by Marsha Qualey
In conversations about school curriculum, STEM (science-technology-engineering-math) turned into STEAM (+arts) quite some time ago. But why were science and art ever detached from each other?
I suspect the truth is that wherever learning has occurred, they never were detached.
As a veteran writer and writing teacher, I know the importance of asking “What If?” Most often the question is used to nudge or explode a plot (Dragons!). But the question has equal importance when applied to manipulating reader reaction: What if I add some white space here? What if I move that page turn? How will that affect the reader’s response? Why?
As for the visual arts and music, well what’s NOT about exploring the science of the tools?
What sound will I get if I mute this horn?
What If I thin the paint and don’t prime the canvas?
As you peruse this month’s Bookology you’ll see science and art hand in hand many places, most obviously in the books included in the Bookstorm ™ and our fossil slide show. Later this month we’ll have more that embraces the confluence: interviews with Catherine Thimmesh and Melissa Stewart (on teaching science through literature), and an article by Jenny Barlow on using picture books to connect with people living with Alzheimer’s and dementia.
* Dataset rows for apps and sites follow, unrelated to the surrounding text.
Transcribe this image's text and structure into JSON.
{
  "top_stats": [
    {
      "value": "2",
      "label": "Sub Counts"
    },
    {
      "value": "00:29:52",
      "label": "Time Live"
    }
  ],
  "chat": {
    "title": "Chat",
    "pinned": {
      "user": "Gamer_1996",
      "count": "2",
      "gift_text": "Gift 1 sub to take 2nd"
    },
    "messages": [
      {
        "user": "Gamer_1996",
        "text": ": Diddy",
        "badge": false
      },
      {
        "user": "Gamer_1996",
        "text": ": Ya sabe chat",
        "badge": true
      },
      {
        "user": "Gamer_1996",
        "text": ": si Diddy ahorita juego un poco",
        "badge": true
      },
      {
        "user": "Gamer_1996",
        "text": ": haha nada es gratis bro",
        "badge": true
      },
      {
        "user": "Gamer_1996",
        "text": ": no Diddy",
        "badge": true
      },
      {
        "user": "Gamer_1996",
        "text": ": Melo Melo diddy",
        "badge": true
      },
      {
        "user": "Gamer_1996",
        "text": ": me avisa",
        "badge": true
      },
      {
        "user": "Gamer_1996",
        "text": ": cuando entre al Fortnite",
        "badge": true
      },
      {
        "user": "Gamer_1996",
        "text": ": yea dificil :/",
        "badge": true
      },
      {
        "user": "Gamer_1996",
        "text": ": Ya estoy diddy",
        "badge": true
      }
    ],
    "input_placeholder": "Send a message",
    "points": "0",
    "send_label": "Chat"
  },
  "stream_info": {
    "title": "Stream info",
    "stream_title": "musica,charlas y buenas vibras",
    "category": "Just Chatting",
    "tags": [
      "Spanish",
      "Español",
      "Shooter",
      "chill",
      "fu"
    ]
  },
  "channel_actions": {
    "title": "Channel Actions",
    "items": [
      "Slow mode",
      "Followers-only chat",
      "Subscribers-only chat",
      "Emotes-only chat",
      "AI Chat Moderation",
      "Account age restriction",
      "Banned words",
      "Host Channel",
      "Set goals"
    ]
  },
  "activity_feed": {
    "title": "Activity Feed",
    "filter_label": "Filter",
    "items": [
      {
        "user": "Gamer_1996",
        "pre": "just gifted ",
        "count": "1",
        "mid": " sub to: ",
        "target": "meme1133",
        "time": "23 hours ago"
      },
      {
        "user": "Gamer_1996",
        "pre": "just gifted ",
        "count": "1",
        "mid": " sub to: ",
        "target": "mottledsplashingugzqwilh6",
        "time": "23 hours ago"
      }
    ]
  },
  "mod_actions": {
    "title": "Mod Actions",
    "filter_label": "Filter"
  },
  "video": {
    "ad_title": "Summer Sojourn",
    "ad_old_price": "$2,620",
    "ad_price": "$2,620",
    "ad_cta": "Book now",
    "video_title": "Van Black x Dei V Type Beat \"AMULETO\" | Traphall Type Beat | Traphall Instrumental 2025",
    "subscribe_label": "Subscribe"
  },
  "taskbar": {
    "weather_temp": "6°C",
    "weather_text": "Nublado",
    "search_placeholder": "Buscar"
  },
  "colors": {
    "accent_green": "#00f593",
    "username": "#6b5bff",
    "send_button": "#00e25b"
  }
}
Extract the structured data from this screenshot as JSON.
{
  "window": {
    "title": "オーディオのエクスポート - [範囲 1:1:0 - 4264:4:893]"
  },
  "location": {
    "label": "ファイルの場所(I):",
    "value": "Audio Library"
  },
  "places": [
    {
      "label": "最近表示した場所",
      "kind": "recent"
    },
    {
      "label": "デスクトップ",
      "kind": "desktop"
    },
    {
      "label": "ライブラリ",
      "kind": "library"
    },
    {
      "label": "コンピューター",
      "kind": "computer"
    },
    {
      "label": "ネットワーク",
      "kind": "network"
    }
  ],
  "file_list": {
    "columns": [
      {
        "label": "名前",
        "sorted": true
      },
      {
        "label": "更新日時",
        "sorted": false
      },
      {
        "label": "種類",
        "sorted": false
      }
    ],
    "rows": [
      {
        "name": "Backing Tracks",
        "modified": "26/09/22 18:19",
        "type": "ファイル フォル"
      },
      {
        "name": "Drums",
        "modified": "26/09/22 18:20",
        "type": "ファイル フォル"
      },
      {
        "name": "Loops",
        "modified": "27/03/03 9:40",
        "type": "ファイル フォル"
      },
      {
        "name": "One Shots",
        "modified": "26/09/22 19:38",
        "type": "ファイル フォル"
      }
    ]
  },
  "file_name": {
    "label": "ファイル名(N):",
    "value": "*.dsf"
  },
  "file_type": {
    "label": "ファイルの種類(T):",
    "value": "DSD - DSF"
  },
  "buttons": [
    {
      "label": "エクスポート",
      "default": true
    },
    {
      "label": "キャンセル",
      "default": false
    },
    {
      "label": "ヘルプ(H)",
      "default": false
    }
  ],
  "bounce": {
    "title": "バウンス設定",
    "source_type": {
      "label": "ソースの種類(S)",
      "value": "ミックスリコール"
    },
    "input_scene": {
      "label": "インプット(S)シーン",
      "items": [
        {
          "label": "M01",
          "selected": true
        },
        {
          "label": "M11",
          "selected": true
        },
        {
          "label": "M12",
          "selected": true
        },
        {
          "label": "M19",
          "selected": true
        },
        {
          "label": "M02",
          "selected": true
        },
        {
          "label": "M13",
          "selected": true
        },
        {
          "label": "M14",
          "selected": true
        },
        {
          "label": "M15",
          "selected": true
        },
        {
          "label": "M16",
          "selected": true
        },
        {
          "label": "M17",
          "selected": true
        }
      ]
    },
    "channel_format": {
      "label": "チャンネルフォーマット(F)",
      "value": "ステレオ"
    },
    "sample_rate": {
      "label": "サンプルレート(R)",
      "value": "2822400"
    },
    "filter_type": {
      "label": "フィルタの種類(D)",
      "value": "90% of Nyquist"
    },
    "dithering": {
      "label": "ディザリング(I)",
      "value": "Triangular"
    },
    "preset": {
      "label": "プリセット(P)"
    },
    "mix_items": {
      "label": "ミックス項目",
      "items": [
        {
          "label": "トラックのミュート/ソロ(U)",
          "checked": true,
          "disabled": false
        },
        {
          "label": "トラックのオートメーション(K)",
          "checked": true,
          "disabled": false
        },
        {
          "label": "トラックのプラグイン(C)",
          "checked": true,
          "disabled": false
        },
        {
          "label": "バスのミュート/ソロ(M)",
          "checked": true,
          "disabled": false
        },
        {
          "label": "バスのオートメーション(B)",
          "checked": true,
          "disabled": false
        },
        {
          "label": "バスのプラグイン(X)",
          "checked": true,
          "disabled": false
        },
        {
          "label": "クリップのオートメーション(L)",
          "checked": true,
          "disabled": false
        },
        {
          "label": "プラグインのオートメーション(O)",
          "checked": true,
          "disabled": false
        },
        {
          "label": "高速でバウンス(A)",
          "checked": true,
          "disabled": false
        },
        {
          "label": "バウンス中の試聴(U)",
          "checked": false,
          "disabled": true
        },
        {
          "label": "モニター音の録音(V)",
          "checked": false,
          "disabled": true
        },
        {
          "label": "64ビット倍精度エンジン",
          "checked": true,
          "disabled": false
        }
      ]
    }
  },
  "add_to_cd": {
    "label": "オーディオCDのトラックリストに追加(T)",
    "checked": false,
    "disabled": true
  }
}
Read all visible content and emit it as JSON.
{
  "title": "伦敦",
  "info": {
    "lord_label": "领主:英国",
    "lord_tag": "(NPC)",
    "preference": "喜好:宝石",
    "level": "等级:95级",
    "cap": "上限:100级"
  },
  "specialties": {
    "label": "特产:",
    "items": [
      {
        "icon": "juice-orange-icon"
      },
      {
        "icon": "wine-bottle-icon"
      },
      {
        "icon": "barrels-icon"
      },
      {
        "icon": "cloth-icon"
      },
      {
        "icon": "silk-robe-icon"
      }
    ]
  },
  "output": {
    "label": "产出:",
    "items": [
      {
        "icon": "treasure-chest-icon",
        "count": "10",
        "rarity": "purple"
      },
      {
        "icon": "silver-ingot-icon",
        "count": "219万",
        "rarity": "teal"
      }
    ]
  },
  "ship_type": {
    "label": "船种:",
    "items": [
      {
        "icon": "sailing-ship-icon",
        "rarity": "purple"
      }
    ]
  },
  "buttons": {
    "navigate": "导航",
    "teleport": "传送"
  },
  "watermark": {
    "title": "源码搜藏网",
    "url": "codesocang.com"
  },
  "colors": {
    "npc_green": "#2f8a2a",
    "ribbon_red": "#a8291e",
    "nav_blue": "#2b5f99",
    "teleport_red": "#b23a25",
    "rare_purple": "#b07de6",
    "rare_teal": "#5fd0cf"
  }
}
All that and our regular columns and articles. And of course, we’ll be skinny dipping. Glad you could join us.